Aiming to distill the latest in a record number of ongoing global research in lupus, the Lupus Foundation of America (LFA) has created a new digital resource called Inside Lupus Research.

The dedicated online source for research updates is hosted on the Foundation’s website. Designed for patients and caregivers, it covers news from top lupus peer-reviewed journals, public and private research centers, medical centers, and government entities. News summaries include links to publications.

The site offers updates on a broad range of investigations including new insights into genetics, the prospective role of environmental triggers in symptom flares, the impact of gut bacteria, and the latest on novel therapies. More research studies are underway today than in any other time in history, according to a news release announcing the site.

Articles are categorized into one of three research areas: basic science news, disease management news, and treatment news.

“As the leader in lupus research, the Lupus Foundation of America wants to ensure that people living with lupus are well informed of the research advancements most important to them,” said Stevan W. Gibson, foundation president and CEO.

“But we also know how difficult that can be. Inside Lupus Research will help those affected by lupus easily access the timeliest, most authoritative research news available.”

Founded in 1977, the LFA’s mission is to improve the quality of life for patients with lupus —  an autoimmune disease that causes inflammation and can affect all major organs  — through research, education, support, and advocacy.

The Foundation estimates that 1.5 million U.S. residents, and at least five million globally, have a form of lupus, a disease that strikes mostly women of childbearing age.

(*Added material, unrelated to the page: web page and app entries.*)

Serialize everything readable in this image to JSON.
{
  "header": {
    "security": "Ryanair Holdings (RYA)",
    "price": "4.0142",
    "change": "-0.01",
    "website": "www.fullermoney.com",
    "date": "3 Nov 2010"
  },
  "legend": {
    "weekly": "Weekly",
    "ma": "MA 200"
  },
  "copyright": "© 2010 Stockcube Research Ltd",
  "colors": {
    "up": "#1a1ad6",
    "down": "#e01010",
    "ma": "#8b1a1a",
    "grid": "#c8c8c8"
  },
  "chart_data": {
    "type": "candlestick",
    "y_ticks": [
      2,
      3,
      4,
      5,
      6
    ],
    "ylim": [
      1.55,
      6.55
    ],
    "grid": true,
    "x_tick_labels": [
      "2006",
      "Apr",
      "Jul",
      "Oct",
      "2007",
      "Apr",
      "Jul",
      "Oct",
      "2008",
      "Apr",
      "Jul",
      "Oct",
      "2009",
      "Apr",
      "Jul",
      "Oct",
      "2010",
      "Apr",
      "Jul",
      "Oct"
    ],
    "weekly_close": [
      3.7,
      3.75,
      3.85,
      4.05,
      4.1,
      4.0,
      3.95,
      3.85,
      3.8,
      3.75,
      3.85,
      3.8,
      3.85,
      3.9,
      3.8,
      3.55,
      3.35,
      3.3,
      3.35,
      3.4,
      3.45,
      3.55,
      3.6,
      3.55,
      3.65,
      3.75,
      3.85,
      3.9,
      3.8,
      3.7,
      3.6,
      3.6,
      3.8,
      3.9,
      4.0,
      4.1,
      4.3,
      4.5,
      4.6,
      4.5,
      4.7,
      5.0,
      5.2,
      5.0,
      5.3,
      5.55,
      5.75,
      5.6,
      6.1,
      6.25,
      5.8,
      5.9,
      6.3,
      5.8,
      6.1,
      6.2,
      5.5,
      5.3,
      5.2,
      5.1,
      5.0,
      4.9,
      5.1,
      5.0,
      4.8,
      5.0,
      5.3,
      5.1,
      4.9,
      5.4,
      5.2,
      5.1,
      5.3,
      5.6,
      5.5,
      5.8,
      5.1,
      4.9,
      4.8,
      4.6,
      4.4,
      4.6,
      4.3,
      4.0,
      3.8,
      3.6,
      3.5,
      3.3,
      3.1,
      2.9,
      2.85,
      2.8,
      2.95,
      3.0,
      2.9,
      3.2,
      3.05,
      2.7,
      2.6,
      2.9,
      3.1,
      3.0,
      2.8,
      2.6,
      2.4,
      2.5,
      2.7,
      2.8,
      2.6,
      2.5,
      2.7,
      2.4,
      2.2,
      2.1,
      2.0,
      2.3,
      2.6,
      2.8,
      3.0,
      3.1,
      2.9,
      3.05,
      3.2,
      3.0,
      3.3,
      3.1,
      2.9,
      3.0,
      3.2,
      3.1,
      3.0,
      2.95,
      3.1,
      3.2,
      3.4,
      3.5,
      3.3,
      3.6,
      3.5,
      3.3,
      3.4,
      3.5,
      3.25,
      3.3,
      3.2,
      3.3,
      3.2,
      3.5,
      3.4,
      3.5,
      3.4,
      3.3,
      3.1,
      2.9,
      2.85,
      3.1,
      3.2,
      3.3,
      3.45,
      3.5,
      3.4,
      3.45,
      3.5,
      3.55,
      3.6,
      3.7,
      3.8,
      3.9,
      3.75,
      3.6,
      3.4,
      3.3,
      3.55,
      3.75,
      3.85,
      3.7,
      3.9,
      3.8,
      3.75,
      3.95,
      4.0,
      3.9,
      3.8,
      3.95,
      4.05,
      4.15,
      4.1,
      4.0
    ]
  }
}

In this debilitating disease, the body’s immune system produces antibodies against its own tissues, ultimately leading to organ damage and failure. Many lupus symptoms — extreme fatigue, fever, headache, anemia, joint pain, and swelling — are common in other illnesses, making lupus difficult to diagnose. As a result, patients often wait an average of six years after symptom onset before their condition is diagnosed.